Jefferson City - the most beautiful small town in the nation - isn't even one of the most beautiful towns in Missouri.
Those are the mixed signals sent out recently by two different organizations with annual "best of" awards.
In its "Best of the Road" contest, map-maker Rand McNally proclaimed Jefferson City the most beautiful small town in the nation last year. But last week, a Rural Missouri magazine readers' choice survey picked Hermann as Missouri's "most beautiful town." Arrow Rock was the runner-up and Ste. Genevieve won the editor's choice award. Jefferson City didn't get a mention.
In describing Hermann, the magazine gushed: "Historic architecture. World-class wineries. Charming bed-and-breakfasts. Fun festivals. All this and more awaits you in Hermann, a German village tucked away in the Missouri River Valley. Whether you're looking for a weekend getaway or simple a day trip, you'll fall in love with Hermann's Old-World charm and hospitality."
Jefferson City's Convention and Visitors Bureau (CVB) hadn't heard of the Rural Missouri survey, but seemed to take the results in stride.
"Although we feel privileged to be "America's Most Beautiful Small Town' according to Rand McNally, we recognize there are many other beautiful places in Missouri, and we are happy to share such an honorable distinction," said Katherine Reed, the CVB's communications manager, in an emailed response to questions.
Rural Missouri Editor Jim McCarty said
"thousands and thousands" of readers (he didn't know the exact number) participated in the magazine's 13th annual readers' survey. Hermann won first place in the "most beautiful town" category in a landslide with several hundred votes. Jefferson City received 12 votes in the category, he said.

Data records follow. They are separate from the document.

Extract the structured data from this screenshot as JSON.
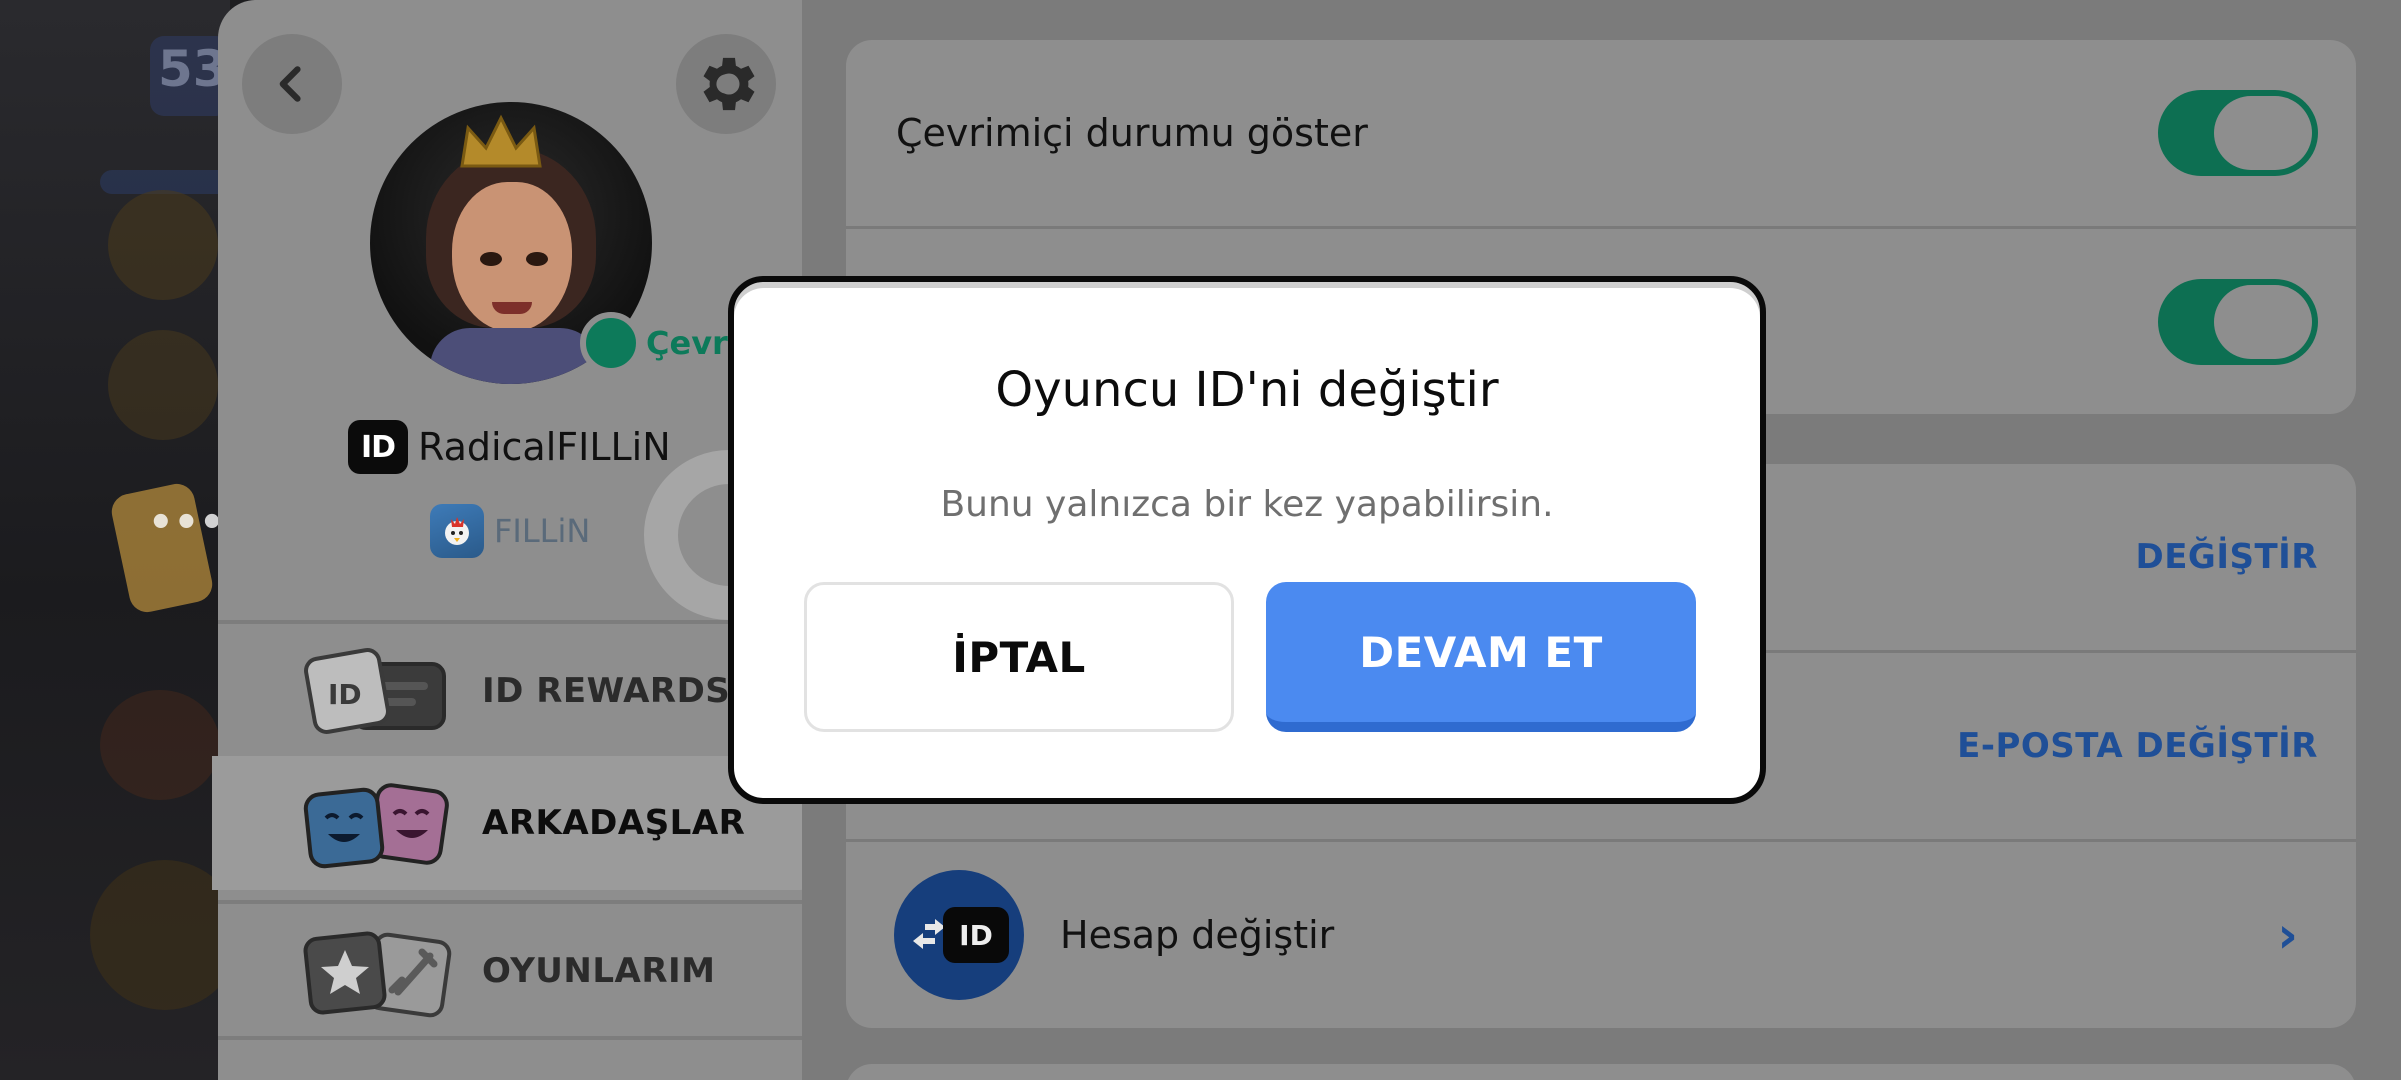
{
  "profile": {
    "status_text": "Çevri",
    "player_id_badge": "ID",
    "player_name": "RadicalFILLiN",
    "game_name": "FILLiN",
    "level": "53"
  },
  "menu": {
    "items": [
      {
        "label": "ID REWARDS",
        "icon": "id-cards-icon"
      },
      {
        "label": "ARKADAŞLAR",
        "icon": "friends-faces-icon"
      },
      {
        "label": "OYUNLARIM",
        "icon": "star-sword-icon"
      }
    ]
  },
  "settings": {
    "online_status_label": "Çevrimiçi durumu göster",
    "change_action": "DEĞİŞTİR",
    "change_email_action": "E-POSTA DEĞİŞTİR",
    "switch_account_label": "Hesap değiştir",
    "switch_account_id_badge": "ID",
    "chevron": "›"
  },
  "dialog": {
    "title": "Oyuncu ID'ni değiştir",
    "subtitle": "Bunu yalnızca bir kez yapabilirsin.",
    "cancel_label": "İPTAL",
    "continue_label": "DEVAM ET"
  },
  "colors": {
    "accent_green": "#1aa27a",
    "accent_blue": "#4b8af0",
    "link_blue": "#2d6fd6"
  }
}
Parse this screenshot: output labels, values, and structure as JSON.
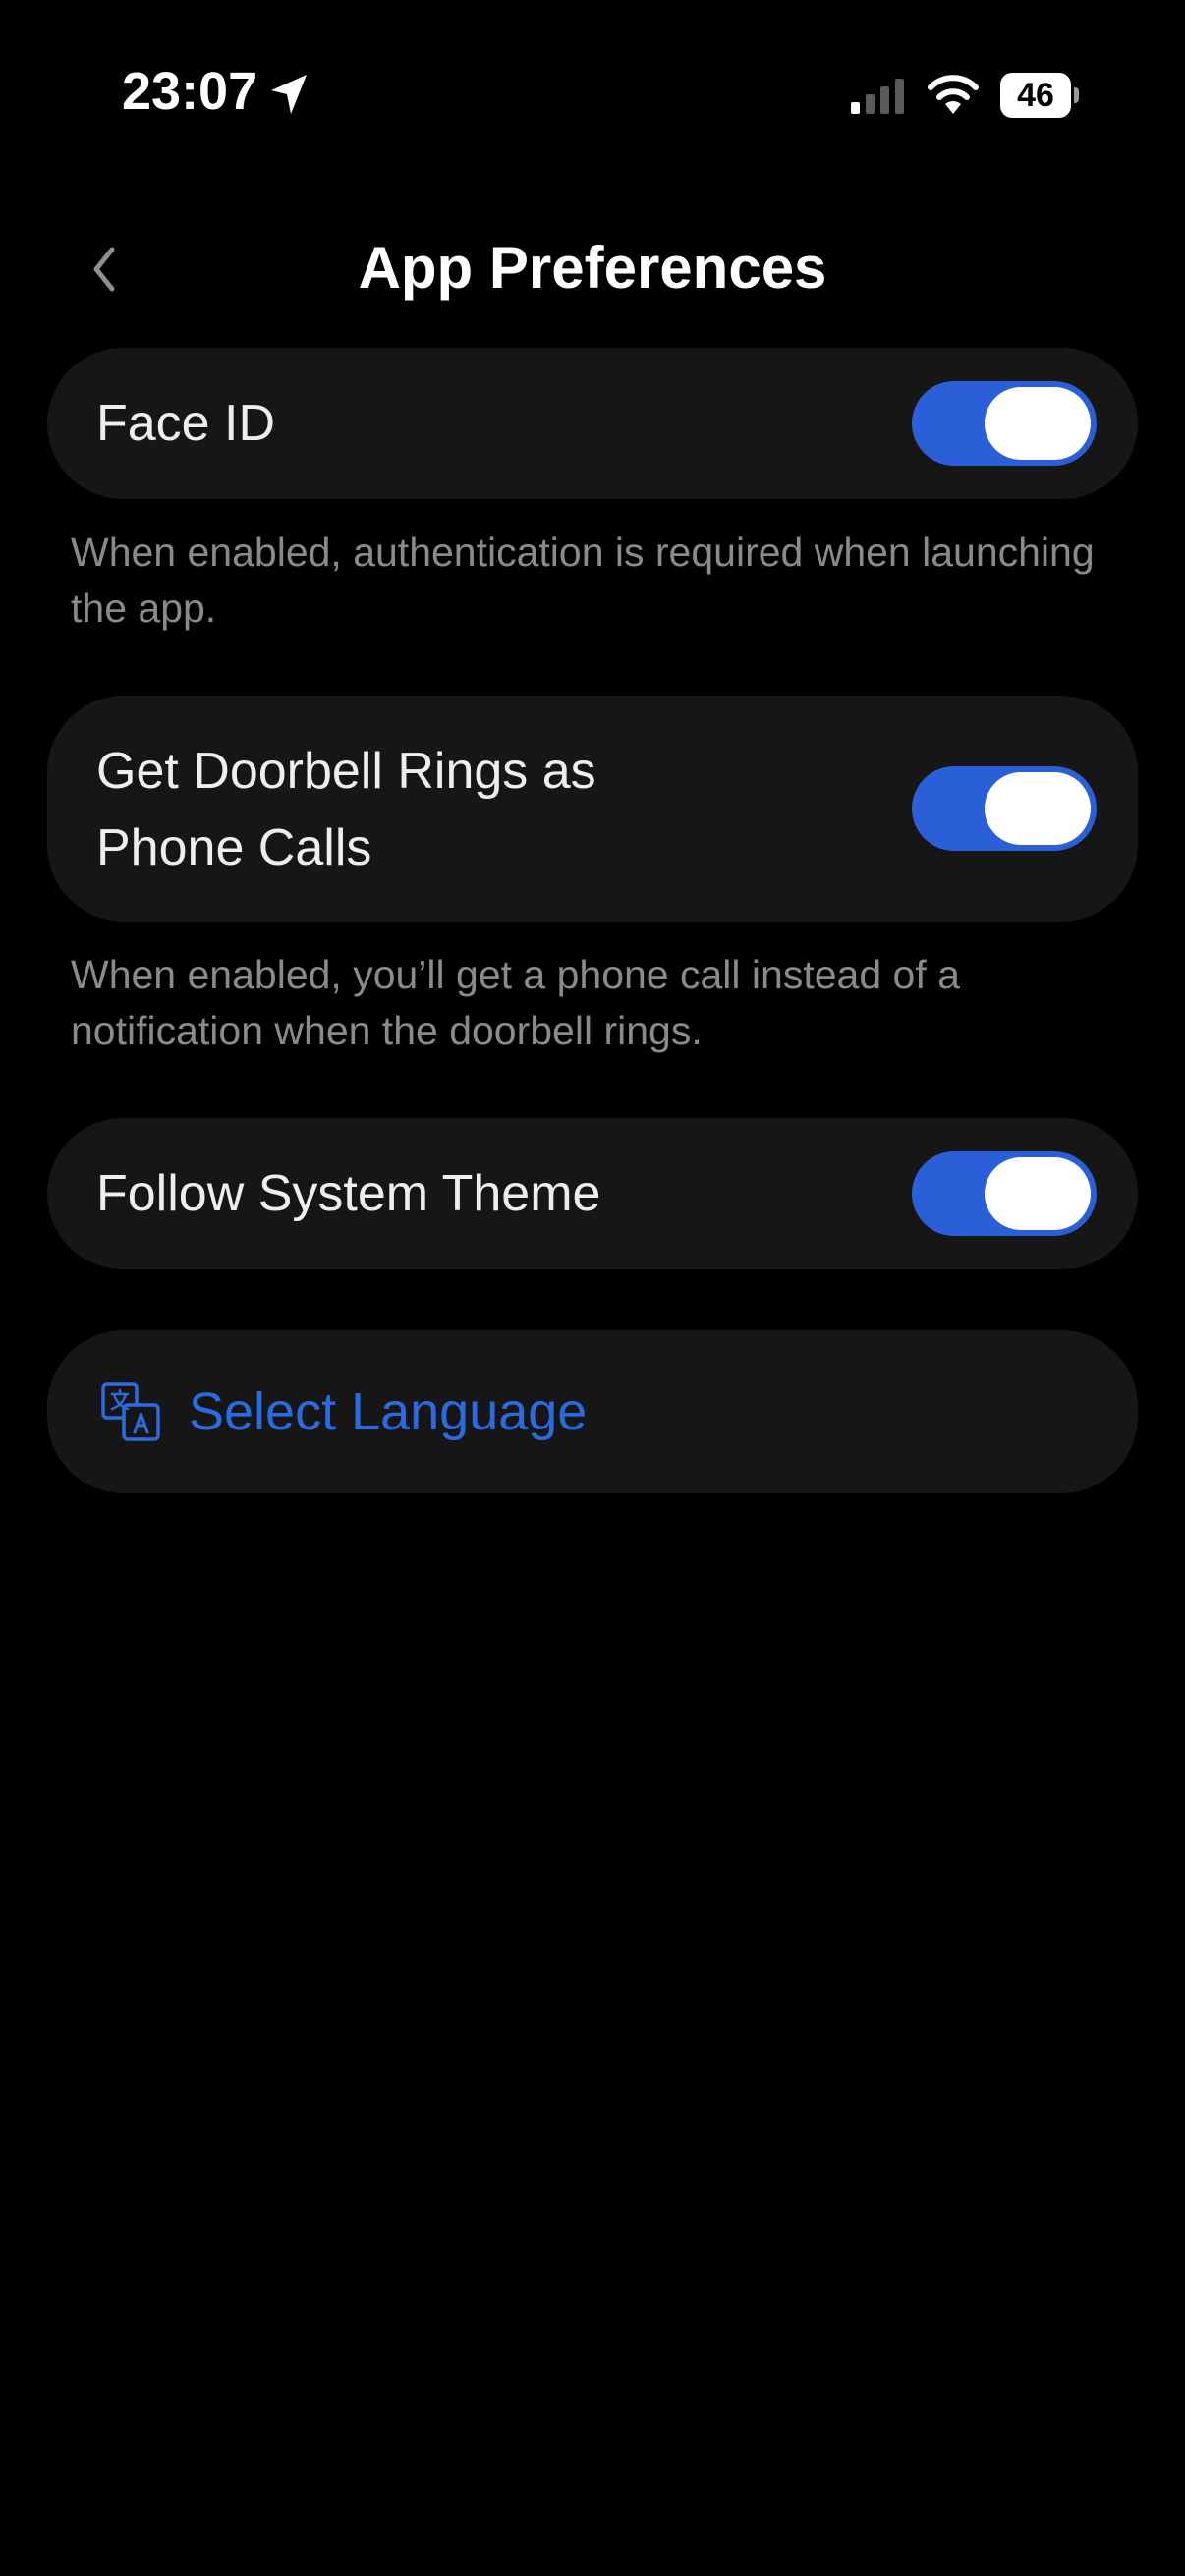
{
  "status_bar": {
    "time": "23:07",
    "battery": "46",
    "icons": [
      "location-arrow-icon",
      "cellular-signal-icon",
      "wifi-icon",
      "battery-icon"
    ]
  },
  "header": {
    "title": "App Preferences",
    "back_icon": "chevron-left-icon"
  },
  "settings": {
    "face_id": {
      "label": "Face ID",
      "enabled": true,
      "hint": "When enabled, authentication is required when launching the app."
    },
    "doorbell_calls": {
      "label": "Get Doorbell Rings as Phone Calls",
      "enabled": true,
      "hint": "When enabled, you’ll get a phone call instead of a notification when the doorbell rings."
    },
    "system_theme": {
      "label": "Follow System Theme",
      "enabled": true
    },
    "language": {
      "label": "Select Language",
      "icon": "translate-icon"
    }
  },
  "colors": {
    "background": "#000000",
    "card": "#161616",
    "accent": "#2b5fd8",
    "link": "#2b6be0",
    "hint_text": "#8a8a8e"
  }
}
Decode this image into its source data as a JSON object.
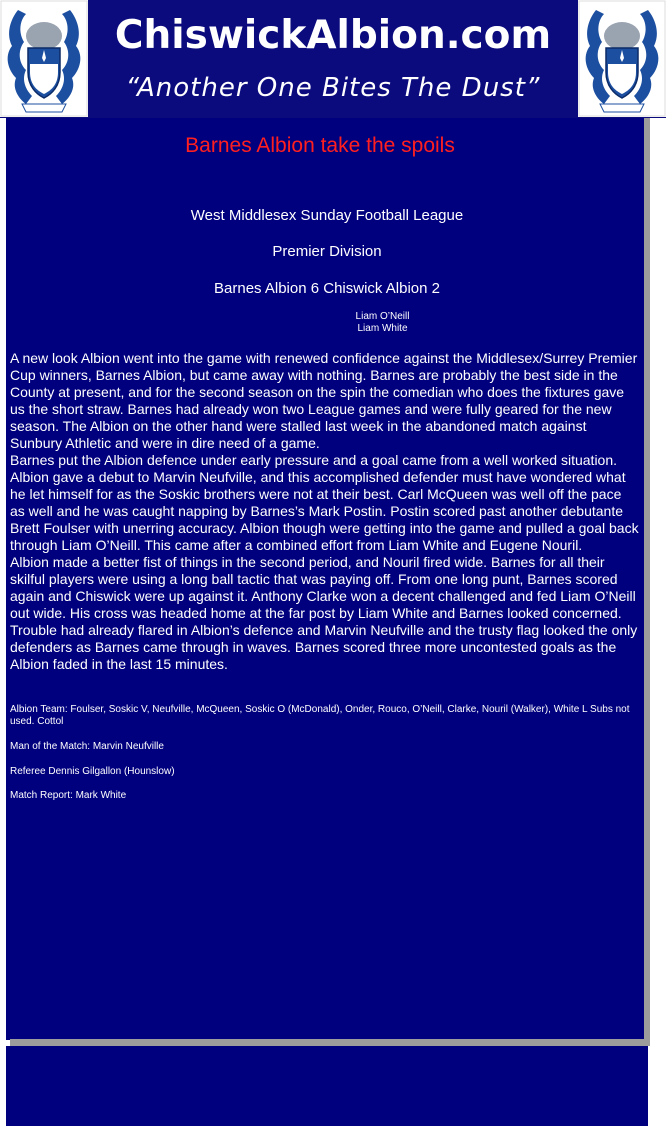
{
  "header": {
    "site_title": "ChiswickAlbion.com",
    "slogan": "“Another One Bites The Dust”"
  },
  "article": {
    "title": "Barnes Albion take the spoils",
    "league": "West Middlesex Sunday Football League",
    "division": "Premier Division",
    "scoreline": "Barnes Albion 6 Chiswick Albion 2",
    "scorers": [
      "Liam O’Neill",
      "Liam White"
    ],
    "paragraphs": [
      "A new look Albion went into the game with renewed confidence against the Middlesex/Surrey Premier Cup winners, Barnes Albion, but came away with nothing. Barnes are probably the best side in the County at present, and for the second season on the spin the comedian who does the fixtures gave us the short straw. Barnes had already won two League games and were fully geared for the new season. The Albion on the other hand were stalled last week in the abandoned match against Sunbury Athletic and were in dire need of a game.",
      "Barnes put the Albion defence under early pressure and a goal came from a well worked situation. Albion gave a debut to Marvin Neufville, and this accomplished defender must have wondered what he let himself for as the Soskic brothers were not at their best. Carl McQueen was well off the pace as well and he was caught napping by Barnes’s Mark Postin. Postin scored past another debutante Brett Foulser with unerring accuracy. Albion though were getting into the game and pulled a goal back through Liam O’Neill. This came after a combined effort from Liam White and Eugene Nouril.",
      "Albion made a better fist of things in the second period, and Nouril fired wide. Barnes for all their skilful players were using a long ball tactic that was paying off. From one long punt, Barnes scored again and Chiswick were up against it. Anthony Clarke won a decent challenged and fed Liam O’Neill out wide. His cross was headed home at the far post by Liam White and Barnes looked concerned. Trouble had already flared in Albion’s defence and Marvin Neufville and the trusty flag looked the only defenders as Barnes came through in waves. Barnes scored three more uncontested goals as the Albion faded in the last 15 minutes."
    ],
    "team": "Albion Team: Foulser, Soskic V, Neufville, McQueen, Soskic O (McDonald), Onder, Rouco, O’Neill, Clarke, Nouril (Walker), White L Subs not used. Cottol",
    "man_of_match": "Man of the Match: Marvin Neufville",
    "referee": "Referee Dennis Gilgallon (Hounslow)",
    "report_by": "Match Report: Mark White"
  },
  "colors": {
    "header_bg": "#0b0b7e",
    "panel_bg": "#00007f",
    "title_red": "#ff1f1f",
    "border_grey": "#9c9c9c",
    "crest_blue": "#1c4fa0"
  },
  "icons": [
    "club-crest-icon"
  ]
}
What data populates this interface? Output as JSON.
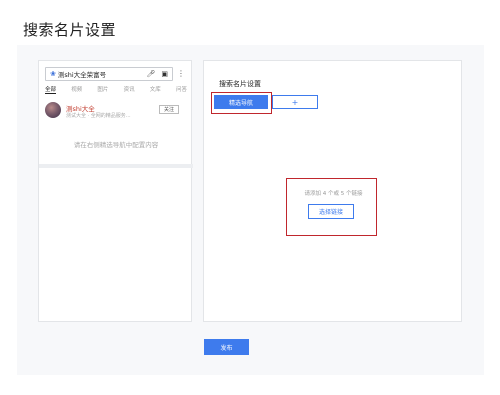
{
  "page": {
    "title": "搜索名片设置"
  },
  "preview": {
    "search_text": "测shi大全荣富号",
    "tabs": [
      {
        "label": "全部",
        "active": true
      },
      {
        "label": "视频"
      },
      {
        "label": "图片"
      },
      {
        "label": "资讯"
      },
      {
        "label": "文库"
      },
      {
        "label": "问答"
      }
    ],
    "card": {
      "name": "测shi大全",
      "subtitle": "测试大全 · 全网的精品服务...",
      "follow_label": "关注"
    },
    "hint": "请在右侧精选导航中配置内容"
  },
  "config": {
    "title": "搜索名片设置",
    "nav_active_label": "精选导航",
    "nav_add_label": "+",
    "link_hint": "请添加 4 个或 5 个链接",
    "choose_link_label": "选择链接"
  },
  "footer": {
    "publish_label": "发布"
  },
  "colors": {
    "accent": "#3e7bed",
    "highlight": "#c0272d",
    "brand_name": "#c0392b"
  }
}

Since Jefferson City's Rand McNally win, the CVB has constantly touted the Capital City as "America's Most Beautiful Small Town" on its website and elsewhere. It doesn't plan to stop using that tag as a staple in its marketing campaign.
Reed said the Rural Missouri survey specifically targeted readers of the magazine, while the Rand McNally competition was much broader, and that the win was achieved through both "a substantial community effort" and a panel of travel experts as judges.
McCarty said Jefferson City likely ranked fairly high, even with a dozen votes, since many Missouri cities only had five or six votes.
McCarty said there were some surprises in this year's survey results, including in the "best pizza" category. Fulton's Brooklyn Pizza, for instance, topped perennial favorite Shakespeare's Pizza in Columbia by serving up authentic New York-style slices.
"They are the real deal," he said of owners Brian and Karen Atkins. "These are New Yorkers, definitely."
Jefferson City and Mid-Missouri businesses got nods in other categories in the Rural Missouri survey. Central Dairy was voted the best ice cream shop and Lutz's BBQ was the second best barbecue restaurant. Burgers' Smokehouse in California won "best AgriMissouri product." Best state park went to Ha Ha Tonka in Camdenton. The Katy Trail was voted the state's best trail.
For the complete survey results, visit www.ruralmissouri.coop.